Andrew is the founder and editor of Primer. He's a graduate of American University and currently lives in Los Angeles. Read more about Primer on our About page.

  • http://www.facebook.com/justin.moore.1610 Justin Moore

    I bought my wife the Mitsubishi SE in 2007. I can tell you by looking at the pictures in the last 6 years Mitsubishi hasn’t changed a thing about the design. Inside or out.

  • http://twitter.com/Chris_Staton Chris Staton

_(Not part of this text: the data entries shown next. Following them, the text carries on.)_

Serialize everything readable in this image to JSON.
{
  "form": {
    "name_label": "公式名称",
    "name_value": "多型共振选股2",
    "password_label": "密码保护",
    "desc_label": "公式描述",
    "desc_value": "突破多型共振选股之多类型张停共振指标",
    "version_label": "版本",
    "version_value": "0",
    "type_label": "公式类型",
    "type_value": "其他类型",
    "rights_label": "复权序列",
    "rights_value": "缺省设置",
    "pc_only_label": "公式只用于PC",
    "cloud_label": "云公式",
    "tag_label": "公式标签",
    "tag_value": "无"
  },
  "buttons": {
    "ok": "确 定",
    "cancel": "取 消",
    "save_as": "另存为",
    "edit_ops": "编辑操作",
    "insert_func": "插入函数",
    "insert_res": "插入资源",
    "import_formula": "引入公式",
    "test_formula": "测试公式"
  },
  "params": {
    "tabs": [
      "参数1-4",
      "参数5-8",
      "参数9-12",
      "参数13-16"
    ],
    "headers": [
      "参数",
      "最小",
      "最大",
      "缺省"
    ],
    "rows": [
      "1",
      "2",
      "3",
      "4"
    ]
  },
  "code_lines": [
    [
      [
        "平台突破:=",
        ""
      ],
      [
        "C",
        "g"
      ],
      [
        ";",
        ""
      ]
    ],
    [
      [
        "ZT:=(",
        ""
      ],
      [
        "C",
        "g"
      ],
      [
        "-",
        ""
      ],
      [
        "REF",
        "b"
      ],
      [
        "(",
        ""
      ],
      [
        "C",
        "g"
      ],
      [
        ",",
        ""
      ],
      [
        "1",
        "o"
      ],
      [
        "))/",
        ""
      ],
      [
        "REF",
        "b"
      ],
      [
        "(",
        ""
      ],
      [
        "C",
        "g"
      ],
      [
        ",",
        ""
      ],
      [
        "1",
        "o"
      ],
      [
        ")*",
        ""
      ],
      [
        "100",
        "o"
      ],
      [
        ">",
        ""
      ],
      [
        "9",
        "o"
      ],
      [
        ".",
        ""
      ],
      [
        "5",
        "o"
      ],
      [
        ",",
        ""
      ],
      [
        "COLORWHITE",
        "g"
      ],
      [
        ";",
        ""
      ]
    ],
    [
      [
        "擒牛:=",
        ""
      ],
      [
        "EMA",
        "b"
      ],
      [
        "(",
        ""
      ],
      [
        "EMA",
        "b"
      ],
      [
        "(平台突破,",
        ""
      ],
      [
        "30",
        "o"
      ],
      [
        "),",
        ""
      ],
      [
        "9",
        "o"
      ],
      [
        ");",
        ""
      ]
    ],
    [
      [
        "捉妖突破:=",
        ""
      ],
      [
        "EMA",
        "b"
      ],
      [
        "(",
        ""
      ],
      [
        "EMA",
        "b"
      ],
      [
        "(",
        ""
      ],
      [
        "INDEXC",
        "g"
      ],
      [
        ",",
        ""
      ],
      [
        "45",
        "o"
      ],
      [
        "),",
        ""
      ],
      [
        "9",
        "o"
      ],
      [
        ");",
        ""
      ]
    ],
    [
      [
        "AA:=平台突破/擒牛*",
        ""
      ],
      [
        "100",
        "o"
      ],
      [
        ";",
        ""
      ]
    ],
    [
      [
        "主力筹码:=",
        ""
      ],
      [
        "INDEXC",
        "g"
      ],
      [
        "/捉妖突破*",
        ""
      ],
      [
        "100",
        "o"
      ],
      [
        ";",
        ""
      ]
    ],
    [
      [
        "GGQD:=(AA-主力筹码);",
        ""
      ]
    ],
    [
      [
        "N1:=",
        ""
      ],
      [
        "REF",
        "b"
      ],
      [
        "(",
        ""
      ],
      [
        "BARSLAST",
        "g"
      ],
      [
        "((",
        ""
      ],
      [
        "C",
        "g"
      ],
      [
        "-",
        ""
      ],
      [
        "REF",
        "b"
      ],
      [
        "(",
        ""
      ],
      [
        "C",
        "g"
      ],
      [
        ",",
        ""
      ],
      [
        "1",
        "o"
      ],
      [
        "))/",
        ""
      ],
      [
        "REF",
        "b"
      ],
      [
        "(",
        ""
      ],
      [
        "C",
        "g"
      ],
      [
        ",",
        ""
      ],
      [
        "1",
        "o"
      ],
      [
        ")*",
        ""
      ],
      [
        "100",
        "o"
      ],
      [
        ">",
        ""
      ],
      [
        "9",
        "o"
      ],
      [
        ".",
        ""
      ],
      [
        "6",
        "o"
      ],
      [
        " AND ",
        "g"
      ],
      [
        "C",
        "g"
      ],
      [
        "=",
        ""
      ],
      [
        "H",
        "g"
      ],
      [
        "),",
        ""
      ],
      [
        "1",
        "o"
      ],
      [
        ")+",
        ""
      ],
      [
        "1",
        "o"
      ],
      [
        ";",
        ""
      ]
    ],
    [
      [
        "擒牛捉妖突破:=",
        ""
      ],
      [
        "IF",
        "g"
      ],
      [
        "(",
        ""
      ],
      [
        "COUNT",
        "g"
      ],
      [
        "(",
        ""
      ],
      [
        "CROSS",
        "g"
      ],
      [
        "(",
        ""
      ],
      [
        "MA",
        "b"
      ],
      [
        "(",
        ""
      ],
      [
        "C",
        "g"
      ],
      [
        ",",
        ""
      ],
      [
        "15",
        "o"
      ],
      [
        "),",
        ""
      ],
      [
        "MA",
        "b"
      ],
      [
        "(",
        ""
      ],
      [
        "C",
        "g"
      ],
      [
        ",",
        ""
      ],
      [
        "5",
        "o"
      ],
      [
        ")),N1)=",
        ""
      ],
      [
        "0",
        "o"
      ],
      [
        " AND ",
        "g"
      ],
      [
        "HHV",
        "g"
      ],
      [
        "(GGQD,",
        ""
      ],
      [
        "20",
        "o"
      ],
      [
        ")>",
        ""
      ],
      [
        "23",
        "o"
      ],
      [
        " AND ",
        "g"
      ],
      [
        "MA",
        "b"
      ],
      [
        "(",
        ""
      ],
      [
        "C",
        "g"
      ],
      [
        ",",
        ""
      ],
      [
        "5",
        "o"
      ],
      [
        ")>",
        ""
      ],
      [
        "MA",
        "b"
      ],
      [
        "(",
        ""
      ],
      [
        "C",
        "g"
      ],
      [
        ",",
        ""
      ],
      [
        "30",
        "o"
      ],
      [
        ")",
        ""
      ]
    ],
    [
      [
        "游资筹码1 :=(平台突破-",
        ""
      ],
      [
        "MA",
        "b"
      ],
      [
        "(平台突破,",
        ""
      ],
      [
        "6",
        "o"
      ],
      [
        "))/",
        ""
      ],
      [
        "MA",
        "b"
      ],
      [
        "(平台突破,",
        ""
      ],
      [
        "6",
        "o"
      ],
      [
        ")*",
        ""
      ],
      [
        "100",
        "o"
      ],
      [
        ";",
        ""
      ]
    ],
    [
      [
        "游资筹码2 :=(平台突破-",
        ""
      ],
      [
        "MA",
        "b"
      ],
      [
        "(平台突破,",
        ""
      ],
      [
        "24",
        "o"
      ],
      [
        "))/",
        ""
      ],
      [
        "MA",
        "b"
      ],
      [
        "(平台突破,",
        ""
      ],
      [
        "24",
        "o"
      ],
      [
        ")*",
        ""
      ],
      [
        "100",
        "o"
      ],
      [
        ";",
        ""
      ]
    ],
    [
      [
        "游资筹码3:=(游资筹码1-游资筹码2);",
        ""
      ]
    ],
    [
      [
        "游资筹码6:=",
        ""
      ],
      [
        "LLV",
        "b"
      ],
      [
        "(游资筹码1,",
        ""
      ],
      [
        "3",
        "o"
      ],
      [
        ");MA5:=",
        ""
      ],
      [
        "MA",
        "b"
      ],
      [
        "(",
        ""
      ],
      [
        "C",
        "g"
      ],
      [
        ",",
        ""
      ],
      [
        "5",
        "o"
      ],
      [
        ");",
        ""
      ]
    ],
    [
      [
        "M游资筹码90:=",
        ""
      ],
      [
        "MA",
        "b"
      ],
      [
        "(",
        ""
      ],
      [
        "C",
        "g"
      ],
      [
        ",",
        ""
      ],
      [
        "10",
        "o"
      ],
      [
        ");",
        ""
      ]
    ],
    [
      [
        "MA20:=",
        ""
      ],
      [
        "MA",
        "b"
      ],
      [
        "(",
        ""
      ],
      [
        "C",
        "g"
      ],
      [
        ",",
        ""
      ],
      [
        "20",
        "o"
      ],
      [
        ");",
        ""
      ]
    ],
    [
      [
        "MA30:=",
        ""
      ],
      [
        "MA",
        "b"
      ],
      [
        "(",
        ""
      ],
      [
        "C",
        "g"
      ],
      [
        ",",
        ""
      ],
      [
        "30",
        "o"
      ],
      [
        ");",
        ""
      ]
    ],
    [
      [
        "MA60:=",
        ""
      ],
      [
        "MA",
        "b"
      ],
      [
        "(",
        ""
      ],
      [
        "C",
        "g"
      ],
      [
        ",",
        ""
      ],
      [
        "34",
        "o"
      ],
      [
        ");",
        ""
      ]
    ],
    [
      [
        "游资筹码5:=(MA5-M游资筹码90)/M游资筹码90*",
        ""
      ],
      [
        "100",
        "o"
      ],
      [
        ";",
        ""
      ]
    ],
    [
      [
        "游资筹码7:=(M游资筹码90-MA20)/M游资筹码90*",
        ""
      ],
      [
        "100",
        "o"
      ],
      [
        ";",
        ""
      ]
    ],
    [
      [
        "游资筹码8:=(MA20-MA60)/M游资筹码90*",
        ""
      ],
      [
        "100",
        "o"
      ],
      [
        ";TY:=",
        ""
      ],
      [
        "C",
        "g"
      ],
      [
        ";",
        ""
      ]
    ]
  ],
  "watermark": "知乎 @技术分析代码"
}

    As of 2013 Mitsubishi has abandoned its Lancer Evolution lineup of vehicles. As a strong automotive enthusiast I can tell you that this was the only car left in Mitsubishi’s lineup that, not only was remotely exciting, but that most people could even conjure the memory of when it comes to their modern lineup. I personally feel as though this is essentially an obituary for the company in itself. What will be the big seller for Mitsubishi in 2013? The Outlander? I have personally driven one of these. It was so, for lack of better words, “meh” that I cannot even remember what it looks like. Mitsubishi will need a game changer to stay competitive in an ever increasingly “blah” car market. The base model Lancer however is not going to be a game changer in any way.

    • Allen

      Chris,
      Judging by the number of Mistubishi Outlanders and Monteros in Central America and the business diversity of the Mitsubishi Group, I’d say Mitsubishi won’t have to write it’s obituary anytime soon.

  • Ricardo

    Meh-tsubishi.

    There’s absolutely nothing special about that brand anymore.

  • Ian

    You know, everyone should just test drive a Tesla… even if are in no way going to buy it, it will change everything about what you knew about automobiles. And you’ll have stronger goals to buy it.

    But yea driving that car next week, can’t wait.

    the downside is you have to be older than 25 to test drive it… or put a 5k deposit down…….